Link to Pubmed [PMID] – 30381358
J. Cell. Sci. 2018 Oct;132(4)

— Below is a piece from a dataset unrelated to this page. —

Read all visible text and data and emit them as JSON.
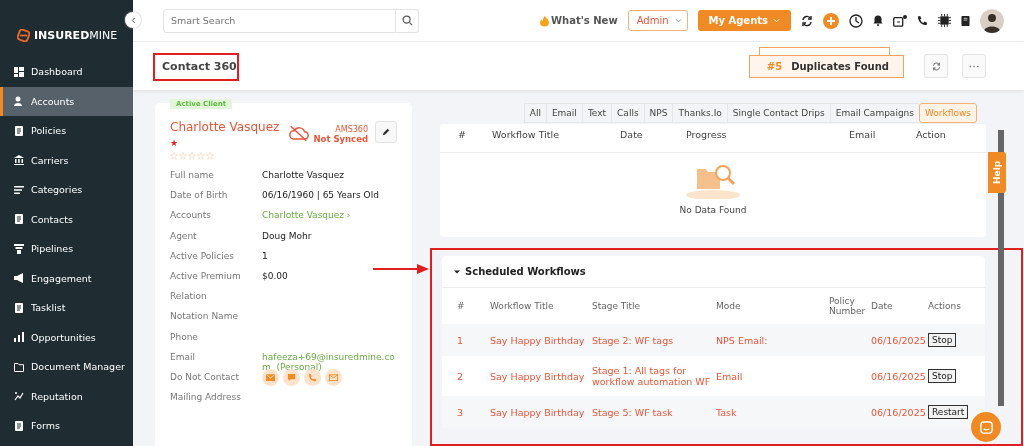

Autophagy is one of the most elaborative membrane remodeling systems in eukaryotic cells. Its major function is to recycle cytoplasmic material by delivering it to lysosomes for degradation. To achieve this, a membrane cisterna is formed that gradually captures cargo such as organelles or protein aggregates. The diversity of cargo requires autophagy to be highly versatile to adapt the shape of the phagophore to its substrate. Upon closure of the phagophore, a double-membrane-surrounded autophagosome is formed that eventually fuses with lysosomes. In response to environmental cues such as cytotoxicity or starvation, bulk cytoplasm can be captured and delivered to lysosomes. Autophagy thus supports cellular survival under adverse conditions. During the past decades, groundbreaking genetic and cell biological studies have identified the core machinery involved in the process. In this Review, we are focusing on reconstitution approaches to decipher the details and spatiotemporal control of autophagy, and how such studies contributed to our current understanding of the pathways in yeast and mammals. We highlight studies that revealed the function of the autophagy machinery at a molecular level with respect to its capacity to remodel membranes.